Lorne’s wish is that “we all felt like we were seen. The Zulu tribe has this wonderful greeting: “I see you” – we are all in with each other. That’s what everyone needs. We want to love, we want to belong, and we want to be seen. If I could wish that, oh the strides we would make!”
About Lorne Rubis:
Currently the Co-Founder of Belongify.com, Lorne Rubis is fully immersed in the world of culture and leadership, stating his life’s purpose is “all about advancing people and organizations”. Whether leading, facilitating, consulting, teaching, speaking, writing, or podcasting, Lorne utilizes 40 plus years of experience in leading personal and cultural transformation to deliver actionable insights every day. He and his wife Kathleen (his high school prom date) divide their time between residences in Alberta, British Columbia, and Washington, with an everyday mission to remotely connect with their three adult children and four grandkids who live in the U.S. and UK. They all gather whenever they can at the Rubis family vineyard in Naramata, BC.

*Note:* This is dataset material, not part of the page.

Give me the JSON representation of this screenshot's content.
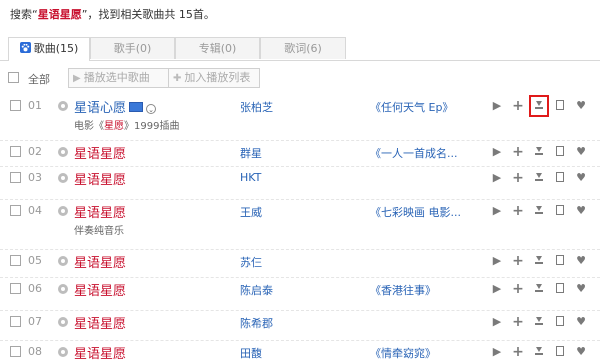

Lorne is a published author (The Character Triangle) and was awarded the 2018 Ivey School of Business/HRD Magazine Canadian Lifetime Achievement Award for his contributions to the Human Resource community and advancing the workplace in Canada. In 2020 the HRD Magazine included Lorne in their Global 100 list of top HR Leaders. Lorne was appointed to the FortisAlberta Board of Directors in February 2019. He is a member of the Institute of Corporate Directors and an invited mentor at The Unreasonable Group. Lorne has also been recognized in the World’s Top 30 Culture Professionals for 2021 and 2022.